Former Aide Won't Say If Hogan Knew About Payout
Roy McGrath, former chief of staff to Gov. Larry Hogan, appeared Wednesday before a legislative panel that is investigating a six-figure payout McGrath received when he left his job at a state agency to join Hogan’s staff. During the four-hour hearing, McGrath declined to answer many questions.
Rachel Baye and Nathan Sterner discuss what we know about this controversy.
Why are lawmakers holding these hearings?
Roy McGrath led the Maryland Environmental Service, or MES, for about three years before becoming Hogan’s chief of staff this past June.
Then in August, The Baltimore Sun reported that McGrath had received a $238,000 severance payment when he made that transition. He resigned a few days after the Sun’s story.
The legislature’s Joint Committee on Fair Practices and State Personnel Oversight has spent the last few months investigating the circumstances around the payout.
One of the main questions is whether Hogan knew about or even approved of the payout. McGrath is believed to have told the members of the MES board of directors that Hogan did.
Did the hearing shed more light on whether Hogan knew?
During Wednesday’s hearing, McGrath was under oath but declined to answer any questions related to Hogan.
Hogan has also denied any knowledge of the payment.
However, there is a paper trail of text messages and emails that may shed some light. For example, in communications to MES board members before they approved the payout, McGrath appears to suggest that Hogan is on board.
The lawyer hired by the committee asked McGrath to read aloud a text message that McGrath sent to Hogan on Aug. 26, after he resigned:
“Please say something about us discussing severance? That it was ok for me to handle with MES. Only what we agreed. Without your support, it looks like I mislead MES. I did not. I've been one of your loyalist supporters from the beginning. Never asked for anything, but need your help now, please. This is devastating my life.”
McGrath would not say whether he sent that message or elaborate further on its content.
The legislative committee has also been investigating the trips and meals McGrath expensed to MES during his time there. Did the hearing shed light on that spending?
The legislators’ lawyer, Ward Coe, showed McGrath receipts and expense reports and asked him one by one if he recalled the trip or the meal.
McGrath confirmed that he went to Brussels in April 2017, to Italy in October 2017, and to Israel in November 2019.
He was reimbursed nearly $36,000 for 24 domestic out-of-state, as well as for several hotel stays in Baltimore and Annapolis.
McGrath would not explain any of these.
Coe also raised another issue with these expenses: That McGrath appeared to approve several of his own expense reports, including some that sought more than $2,000 in reimbursement.

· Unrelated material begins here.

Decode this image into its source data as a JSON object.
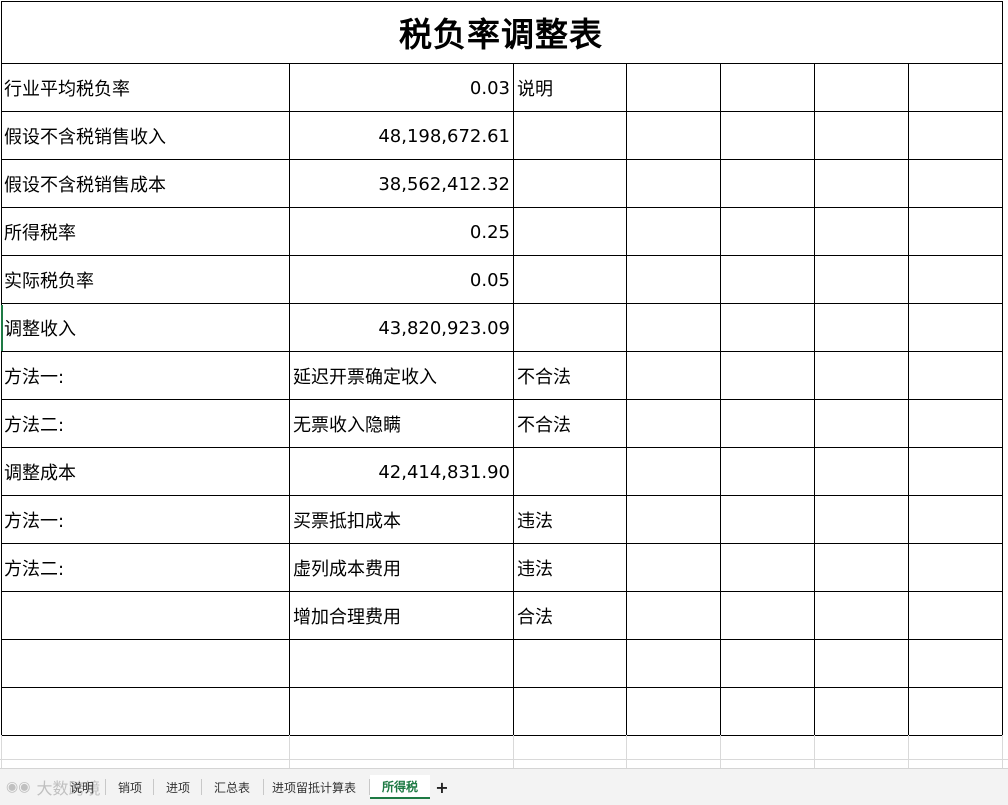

Again, McGrath declined to explain.
Is that amount of travel unusual for the MES director?
Yes. In three and a half years, McGrath was reimbursed nearly $130,000 in travel and other expenses.
By comparison, his predecessor was in the job for 11 years and was reimbursed just under $16,000.
What is likely to come of this investigation?
The leaders of the committee said they still have some questions they need answered.
Even before they wrap the investigation, though, we are likely to see changes to how MES operates.
The Maryland Environmental Service is a quasi-public agency. It was created by the General Assembly and is publicly funded, but operates outside of some of the rules that govern state agencies.
Legislators have said they are going to reexamine not just MES, but many other quasi-public agencies that exist.
Hogan has said the same. On Wednesday, he announced a new commission to review 14 of these entities.